• _Description of the task_: The output should be all entries, each matching the original exactly.

• _Source material_:
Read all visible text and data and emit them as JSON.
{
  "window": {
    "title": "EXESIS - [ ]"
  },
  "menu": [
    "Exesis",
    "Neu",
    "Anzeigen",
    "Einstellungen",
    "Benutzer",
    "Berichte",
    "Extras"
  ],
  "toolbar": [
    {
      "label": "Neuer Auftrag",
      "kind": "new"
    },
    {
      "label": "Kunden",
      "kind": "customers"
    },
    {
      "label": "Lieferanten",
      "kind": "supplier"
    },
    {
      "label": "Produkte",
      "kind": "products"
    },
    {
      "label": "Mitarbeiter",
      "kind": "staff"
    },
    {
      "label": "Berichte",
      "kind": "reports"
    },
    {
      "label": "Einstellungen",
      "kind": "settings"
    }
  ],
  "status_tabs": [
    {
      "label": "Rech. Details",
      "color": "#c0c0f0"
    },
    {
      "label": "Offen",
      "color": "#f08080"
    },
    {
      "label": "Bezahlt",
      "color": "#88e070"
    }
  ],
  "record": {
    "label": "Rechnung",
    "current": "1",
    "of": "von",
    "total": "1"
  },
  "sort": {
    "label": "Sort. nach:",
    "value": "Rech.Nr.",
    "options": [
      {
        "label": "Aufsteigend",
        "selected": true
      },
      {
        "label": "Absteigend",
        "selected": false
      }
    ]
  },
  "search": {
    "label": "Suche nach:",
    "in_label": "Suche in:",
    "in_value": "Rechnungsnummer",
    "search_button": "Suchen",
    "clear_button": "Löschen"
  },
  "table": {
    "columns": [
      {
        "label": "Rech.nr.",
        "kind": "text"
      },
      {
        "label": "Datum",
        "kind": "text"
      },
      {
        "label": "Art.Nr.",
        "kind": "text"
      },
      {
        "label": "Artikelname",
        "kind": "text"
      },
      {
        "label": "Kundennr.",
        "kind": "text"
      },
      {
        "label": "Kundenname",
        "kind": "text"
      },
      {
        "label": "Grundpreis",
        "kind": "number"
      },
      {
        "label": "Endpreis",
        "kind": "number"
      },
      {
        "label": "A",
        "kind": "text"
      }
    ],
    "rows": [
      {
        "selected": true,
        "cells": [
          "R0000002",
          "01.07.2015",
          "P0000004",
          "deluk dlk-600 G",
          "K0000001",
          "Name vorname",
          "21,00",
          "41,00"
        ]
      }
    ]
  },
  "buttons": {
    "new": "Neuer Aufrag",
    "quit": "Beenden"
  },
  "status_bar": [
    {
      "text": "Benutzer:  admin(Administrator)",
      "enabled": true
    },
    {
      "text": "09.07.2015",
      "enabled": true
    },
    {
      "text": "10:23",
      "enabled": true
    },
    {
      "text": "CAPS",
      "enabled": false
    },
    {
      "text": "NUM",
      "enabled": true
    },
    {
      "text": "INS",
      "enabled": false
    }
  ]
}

• _Response_:
Read all visible text and data and emit them as JSON.
{
  "window": {
    "title": "EXESIS - [ ]"
  },
  "menu": [
    "Exesis",
    "Neu",
    "Anzeigen",
    "Einstellungen",
    "Benutzer",
    "Berichte",
    "Extras"
  ],
  "toolbar": [
    {
      "label": "Neuer Auftrag",
      "kind": "new"
    },
    {
      "label": "Kunden",
      "kind": "customers"
    },
    {
      "label": "Lieferanten",
      "kind": "supplier"
    },
    {
      "label": "Produkte",
      "kind": "products"
    },
    {
      "label": "Mitarbeiter",
      "kind": "staff"
    },
    {
      "label": "Berichte",
      "kind": "reports"
    },
    {
      "label": "Einstellungen",
      "kind": "settings"
    }
  ],
  "status_tabs": [
    {
      "label": "Rech. Details",
      "color": "#c0c0f0"
    },
    {
      "label": "Offen",
      "color": "#f08080"
    },
    {
      "label": "Bezahlt",
      "color": "#88e070"
    }
  ],
  "record": {
    "label": "Rechnung",
    "current": "1",
    "of": "von",
    "total": "1"
  },
  "sort": {
    "label": "Sort. nach:",
    "value": "Rech.Nr.",
    "options": [
      {
        "label": "Aufsteigend",
        "selected": true
      },
      {
        "label": "Absteigend",
        "selected": false
      }
    ]
  },
  "search": {
    "label": "Suche nach:",
    "in_label": "Suche in:",
    "in_value": "Rechnungsnummer",
    "search_button": "Suchen",
    "clear_button": "Löschen"
  },
  "table": {
    "columns": [
      {
        "label": "Rech.nr.",
        "kind": "text"
      },
      {
        "label": "Datum",
        "kind": "text"
      },
      {
        "label": "Art.Nr.",
        "kind": "text"
      },
      {
        "label": "Artikelname",
        "kind": "text"
      },
      {
        "label": "Kundennr.",
        "kind": "text"
      },
      {
        "label": "Kundenname",
        "kind": "text"
      },
      {
        "label": "Grundpreis",
        "kind": "number"
      },
      {
        "label": "Endpreis",
        "kind": "number"
      },
      {
        "label": "A",
        "kind": "text"
      }
    ],
    "rows": [
      {
        "selected": true,
        "cells": [
          "R0000002",
          "01.07.2015",
          "P0000004",
          "deluk dlk-600 G",
          "K0000001",
          "Name vorname",
          "21,00",
          "41,00"
        ]
      }
    ]
  },
  "buttons": {
    "new": "Neuer Aufrag",
    "quit": "Beenden"
  },
  "status_bar": [
    {
      "text": "Benutzer:  admin(Administrator)",
      "enabled": true
    },
    {
      "text": "09.07.2015",
      "enabled": true
    },
    {
      "text": "10:23",
      "enabled": true
    },
    {
      "text": "CAPS",
      "enabled": false
    },
    {
      "text": "NUM",
      "enabled": true
    },
    {
      "text": "INS",
      "enabled": false
    }
  ]
}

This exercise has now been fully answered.